Tuesday 20th of November 2018 | Posted In: Energy saving, Use and Manage

The seasons are changing; so should your climate settings

What can you do to ensure your greenhouse is winter ready and you don’t waste vital heat, energy and money?

As the days become shorter and the temperature drops, it’s important to make sure your climate settings are correct.

Lower temperatures mean greater heat loss. As the temperature difference between inside and outside increases, the greenhouse will emit more heat, leading to longer heating hours and increased fuel costs. Some simple steps can help mitigate this, such as:

  • Use of bubble wrap or similar to insulate side walls
  • Greater use of screens – close earlier and open later
  • Good air movement to ensure an even climate

Shorter days mean less light

Therefore, screens can be kept closed for longer, providing some additional insulation, especially under clear skies. The use of screens not only helps to save energy at this time of year but can also prevent the plant from becoming too cold and at risk of disease. Even if the glasshouse temperature is satisfactory, the plant will still radiate heat to the cold sky if a screen is not in place. This can cause leaf temperature to drop below the dew point, meaning condensation will form. Be aware that this can still occur even once the sun is up. Opening the screen too soon will allow cold air from above to drop down onto the crop, again creating a condensation risk. Consider keeping the screen closed until there is a net gain in radiation (i.e. incoming is greater than outgoing). Failure to do so will likely require a significant input of pipe heat.

Colder air means drier air

At lower temperatures, the moisture carrying capacity of the air is reduced. It is quite possible, therefore, that the outside air is significantly drier than the warm glasshouse air. Depending on the desired level of humidity, it may be necessary to vent warm, moist glasshouse air and replace it with colder, drier outside air. Consider using a ‘vent then heat’ strategy for humidity control, rather than a ‘heat then vent’ strategy. Much of the energy used to heat up the moist air to reduce Relative Humidity (RH) will be wasted when the vents are opened (hot air rises), and the incoming air will have to be heated in any case.
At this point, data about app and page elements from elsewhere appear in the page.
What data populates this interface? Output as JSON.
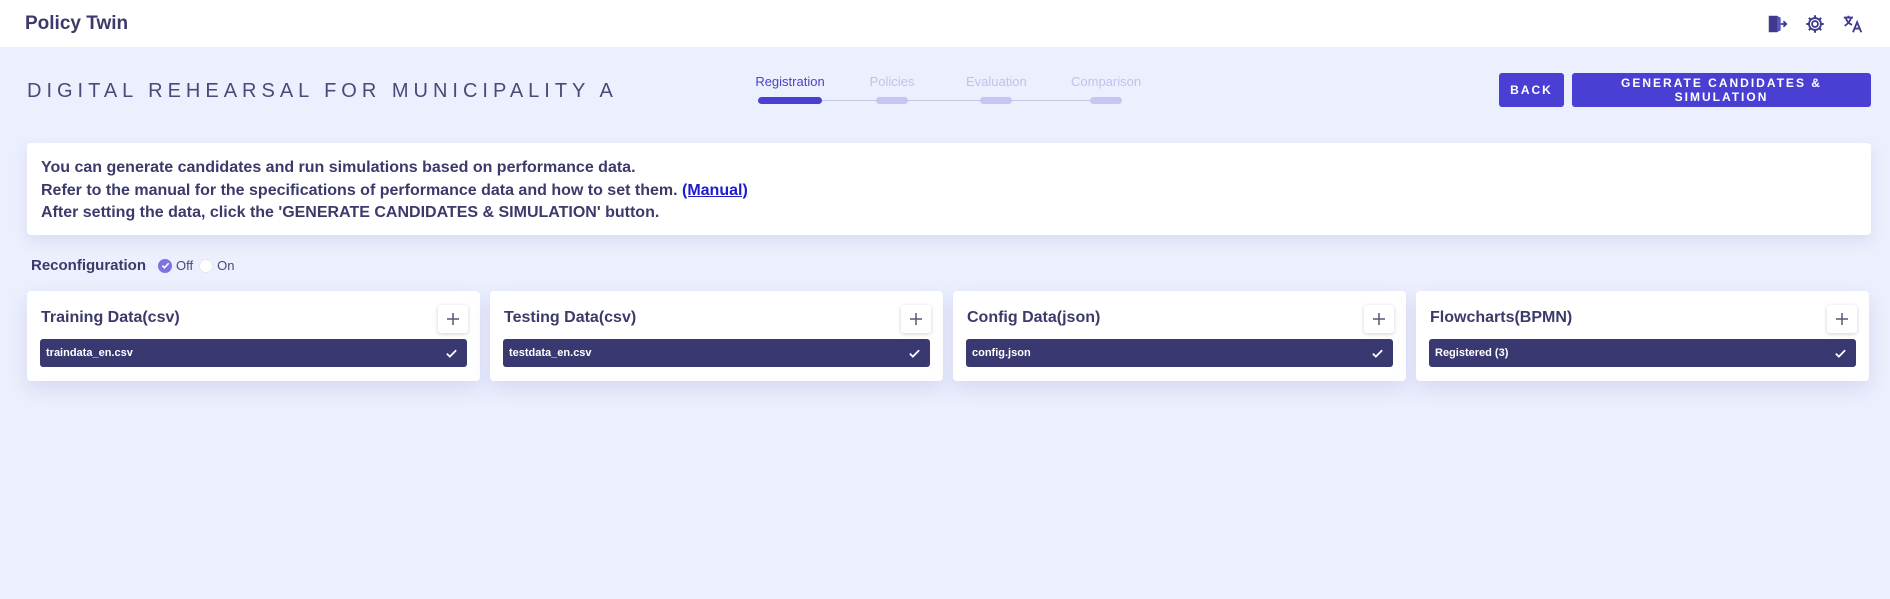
{
  "app": {
    "title": "Policy Twin"
  },
  "top_icons": [
    {
      "name": "logout-icon"
    },
    {
      "name": "gear-icon"
    },
    {
      "name": "translate-icon"
    }
  ],
  "page": {
    "title": "DIGITAL REHEARSAL FOR MUNICIPALITY A"
  },
  "stepper": {
    "steps": [
      {
        "label": "Registration",
        "active": true
      },
      {
        "label": "Policies",
        "active": false
      },
      {
        "label": "Evaluation",
        "active": false
      },
      {
        "label": "Comparison",
        "active": false
      }
    ]
  },
  "buttons": {
    "back": "BACK",
    "generate": "GENERATE CANDIDATES & SIMULATION"
  },
  "info": {
    "line1": "You can generate candidates and run simulations based on performance data.",
    "line2": "Refer to the manual for the specifications of performance data and how to set them.",
    "manual_link": "(Manual)",
    "line3": "After setting the data, click the 'GENERATE CANDIDATES & SIMULATION' button."
  },
  "reconfiguration": {
    "label": "Reconfiguration",
    "options": [
      {
        "label": "Off",
        "checked": true
      },
      {
        "label": "On",
        "checked": false
      }
    ]
  },
  "cards": [
    {
      "title": "Training Data(csv)",
      "file": "traindata_en.csv"
    },
    {
      "title": "Testing Data(csv)",
      "file": "testdata_en.csv"
    },
    {
      "title": "Config Data(json)",
      "file": "config.json"
    },
    {
      "title": "Flowcharts(BPMN)",
      "file": "Registered (3)"
    }
  ],
  "colors": {
    "accent": "#4a3fd3",
    "file_chip": "#3a3871",
    "background": "#eceffd"
  }
}
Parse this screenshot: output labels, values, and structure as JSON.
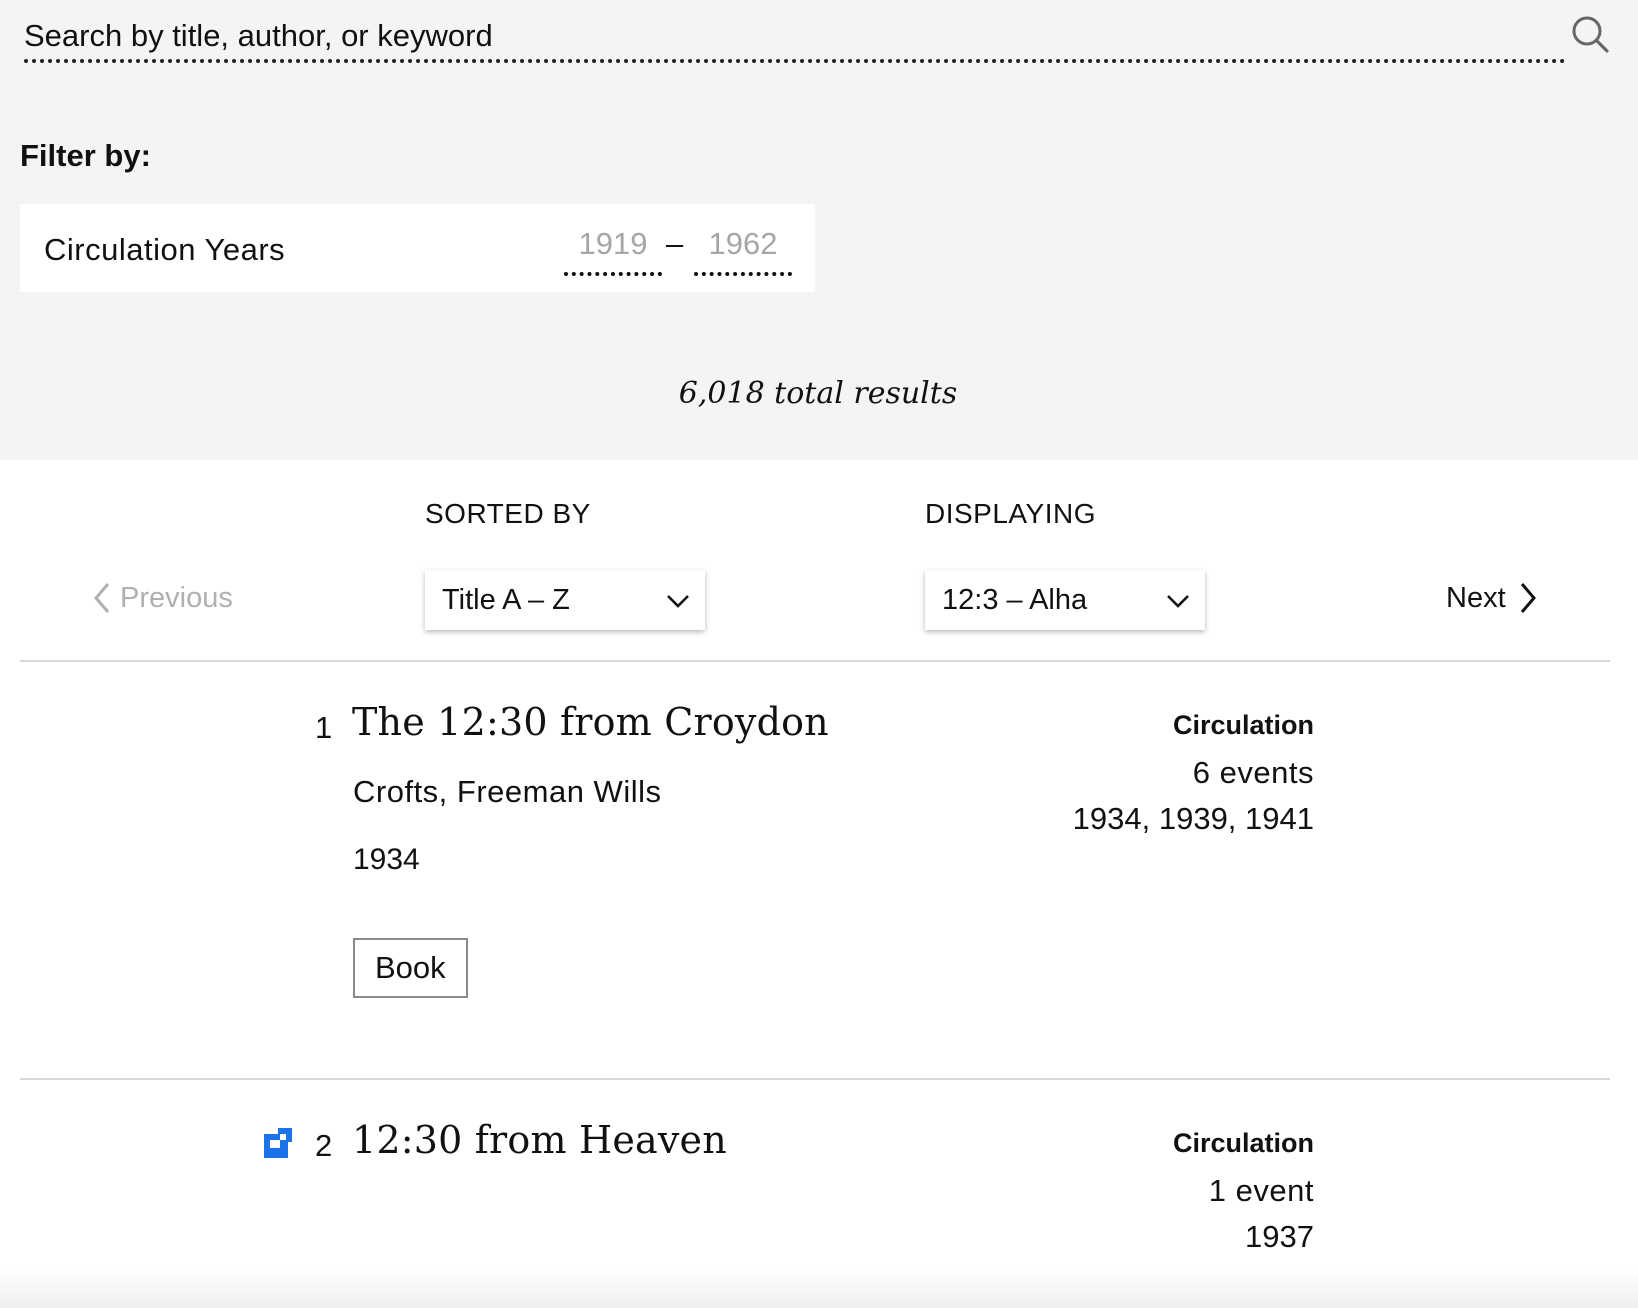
{
  "search": {
    "placeholder": "Search by title, author, or keyword",
    "icon": "search-icon"
  },
  "filters": {
    "label": "Filter by:",
    "circulation_years": {
      "label": "Circulation Years",
      "start_placeholder": "1919",
      "separator": "–",
      "end_placeholder": "1962"
    }
  },
  "results": {
    "total_text": "6,018 total results"
  },
  "controls": {
    "sort_label": "SORTED BY",
    "sort_value": "Title A – Z",
    "display_label": "DISPLAYING",
    "display_value": "12:3 – Alha",
    "previous_label": "Previous",
    "next_label": "Next",
    "previous_color": "#b0b0b0"
  },
  "items": [
    {
      "number": "1",
      "title": "The 12:30 from Croydon",
      "author": "Crofts, Freeman Wills",
      "year": "1934",
      "type": "Book",
      "circulation_heading": "Circulation",
      "events": "6 events",
      "event_years": "1934, 1939, 1941"
    },
    {
      "number": "2",
      "title": "12:30 from Heaven",
      "circulation_heading": "Circulation",
      "events": "1 event",
      "event_years": "1937",
      "icon": "puzzle-piece-icon",
      "icon_color": "#1a73e8"
    }
  ]
}
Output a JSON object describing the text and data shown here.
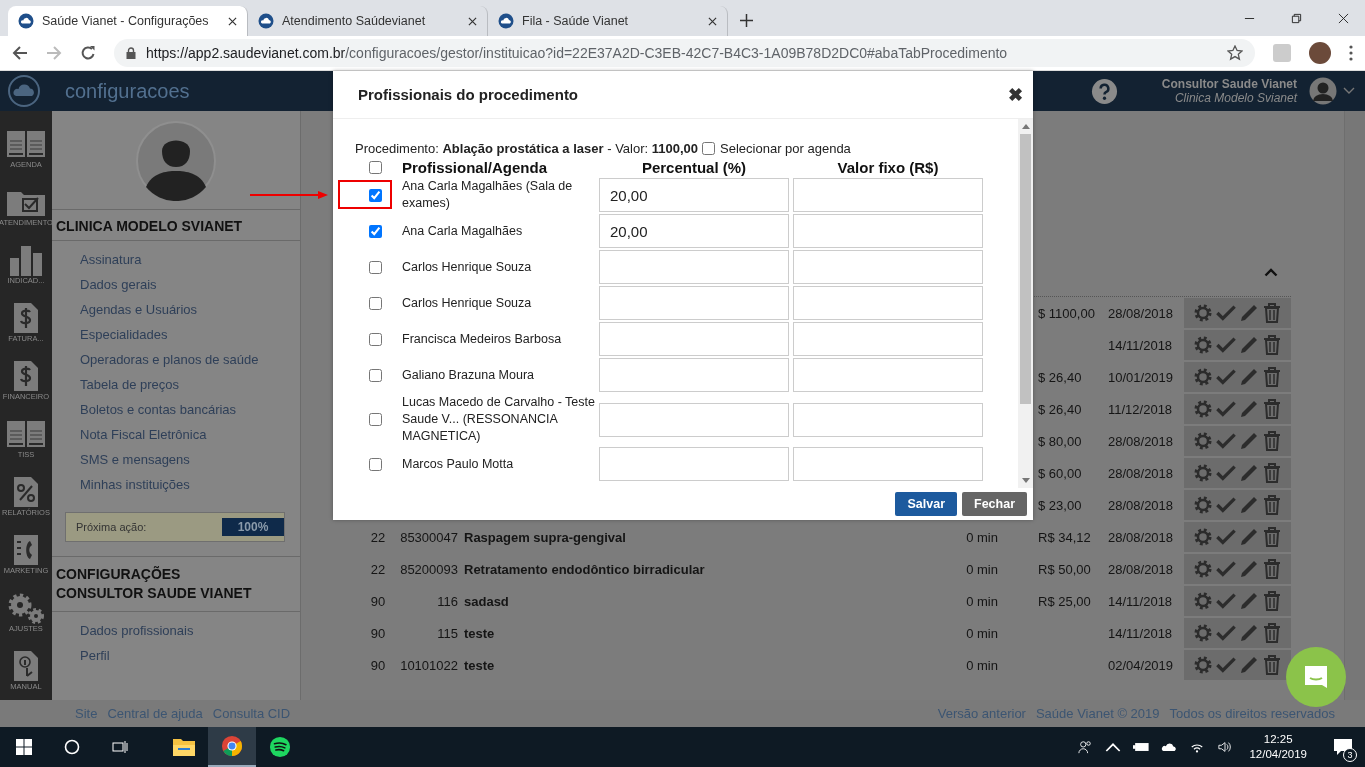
{
  "browser": {
    "tabs": [
      {
        "title": "Saúde Vianet - Configurações",
        "selected": true
      },
      {
        "title": "Atendimento Saúdevianet",
        "selected": false
      },
      {
        "title": "Fila - Saúde Vianet",
        "selected": false
      }
    ],
    "url_host": "https://app2.saudevianet.com.br",
    "url_path": "/configuracoes/gestor/instituicao?id=22E37A2D-C3EB-42C7-B4C3-1A09B78D2DC0#abaTabProcedimento"
  },
  "header": {
    "title": "configuracoes",
    "user_name": "Consultor Saude Vianet",
    "user_clinic": "Clinica Modelo Svianet"
  },
  "icon_nav": [
    {
      "label": "AGENDA",
      "kind": "calendar"
    },
    {
      "label": "ATENDIMENTO",
      "kind": "folder"
    },
    {
      "label": "INDICAD...",
      "kind": "chart"
    },
    {
      "label": "FATURA...",
      "kind": "dollar"
    },
    {
      "label": "FINANCEIRO",
      "kind": "dollar"
    },
    {
      "label": "TISS",
      "kind": "calendar"
    },
    {
      "label": "RELATÓRIOS",
      "kind": "percent"
    },
    {
      "label": "MARKETING",
      "kind": "phone"
    },
    {
      "label": "AJUSTES",
      "kind": "gears"
    },
    {
      "label": "MANUAL",
      "kind": "info"
    }
  ],
  "menu": {
    "clinic_title": "CLINICA MODELO SVIANET",
    "links": [
      "Assinatura",
      "Dados gerais",
      "Agendas e Usuários",
      "Especialidades",
      "Operadoras e planos de saúde",
      "Tabela de preços",
      "Boletos e contas bancárias",
      "Nota Fiscal Eletrônica",
      "SMS e mensagens",
      "Minhas instituições"
    ],
    "progress": {
      "label": "Próxima ação:",
      "level": 1,
      "reading": "100%"
    },
    "user_title_lines": [
      "CONFIGURAÇÕES",
      "CONSULTOR SAUDE VIANET"
    ],
    "user_links": [
      "Dados profissionais",
      "Perfil"
    ]
  },
  "table": {
    "rows": [
      {
        "price": "$ 1100,00",
        "date": "28/08/2018"
      },
      {
        "date": "14/11/2018"
      },
      {
        "price": "$ 26,40",
        "date": "10/01/2019"
      },
      {
        "price": "$ 26,40",
        "date": "11/12/2018"
      },
      {
        "price": "$ 80,00",
        "date": "28/08/2018"
      },
      {
        "price": "$ 60,00",
        "date": "28/08/2018"
      },
      {
        "price": "$ 23,00",
        "date": "28/08/2018"
      },
      {
        "col_1": "22",
        "code": "85300047",
        "name": "Raspagem supra-gengival",
        "duration": "0 min",
        "price": "R$ 34,12",
        "date": "28/08/2018"
      },
      {
        "col_1": "22",
        "code": "85200093",
        "name": "Retratamento endodôntico birradicular",
        "duration": "0 min",
        "price": "R$ 50,00",
        "date": "28/08/2018"
      },
      {
        "col_1": "90",
        "code": "116",
        "name": "sadasd",
        "duration": "0 min",
        "price": "R$ 25,00",
        "date": "14/11/2018"
      },
      {
        "col_1": "90",
        "code": "115",
        "name": "teste",
        "duration": "0 min",
        "date": "14/11/2018"
      },
      {
        "col_1": "90",
        "code": "10101022",
        "name": "teste",
        "duration": "0 min",
        "date": "02/04/2019"
      }
    ]
  },
  "footer": {
    "left_links": [
      "Site",
      "Central de ajuda",
      "Consulta CID"
    ],
    "right_links": [
      "Versão anterior",
      "Saúde Vianet © 2019",
      "Todos os direitos reservados"
    ]
  },
  "modal": {
    "title": "Profissionais do procedimento",
    "close": "✖",
    "procedure_line": "Procedimento: **Ablação prostática a laser** - Valor: **1100,00**",
    "select_by_agenda": {
      "label": "Selecionar por agenda",
      "checked": false
    },
    "select_all_checked": false,
    "columns": [
      "Profissional/Agenda",
      "Percentual (%)",
      "Valor fixo (R$)"
    ],
    "rows": [
      {
        "name": "Ana Carla Magalhães (Sala de exames)",
        "checked": true,
        "percent": "20,00",
        "highlighted": true
      },
      {
        "name": "Ana Carla Magalhães",
        "checked": true,
        "percent": "20,00",
        "highlighted": false
      },
      {
        "name": "Carlos Henrique Souza",
        "checked": false,
        "highlighted": false
      },
      {
        "name": "Carlos Henrique Souza",
        "checked": false,
        "highlighted": false
      },
      {
        "name": "Francisca Medeiros Barbosa",
        "checked": false,
        "highlighted": false
      },
      {
        "name": "Galiano Brazuna Moura",
        "checked": false,
        "highlighted": false
      },
      {
        "name": "Lucas Macedo de Carvalho - Teste Saude V... (RESSONANCIA MAGNETICA)",
        "checked": false,
        "highlighted": false
      },
      {
        "name": "Marcos Paulo Motta",
        "checked": false,
        "highlighted": false
      }
    ],
    "buttons": [
      {
        "label": "Salvar",
        "kind": "primary"
      },
      {
        "label": "Fechar",
        "kind": "secondary"
      }
    ]
  },
  "taskbar": {
    "apps": [
      {
        "kind": "explorer",
        "selected": false
      },
      {
        "kind": "chrome",
        "selected": true
      },
      {
        "kind": "spotify",
        "selected": false
      }
    ],
    "time": "12:25",
    "date": "12/04/2019",
    "notifications": "3"
  }
}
Good air movement means a more even climate

Another option to help keep heating costs down is to make sure the glasshouse climate is even throughout. Temperature differences of several degrees can often be observed between the top and bottom of the structure, resulting in different humidity levels. The use of fans to help mix the air can create a more even distribution and homogenous climate. The upside is not only improved growing conditions but also better energy efficiency, especially where only one measuring box is used. Controlling on one measurement location can lead to unnecessary heating (for example, the crop may be warmer than the measurement box) or excessive venting (if RH at that location goes above the setpoint).

Measurement boxes and sensors should be kept clean, well-maintained and properly calibrated all year round, but the change of seasons can be a good excuse to double check everything is working as it should. It may also be worth considering installing some additional sensors for better and more targeted control.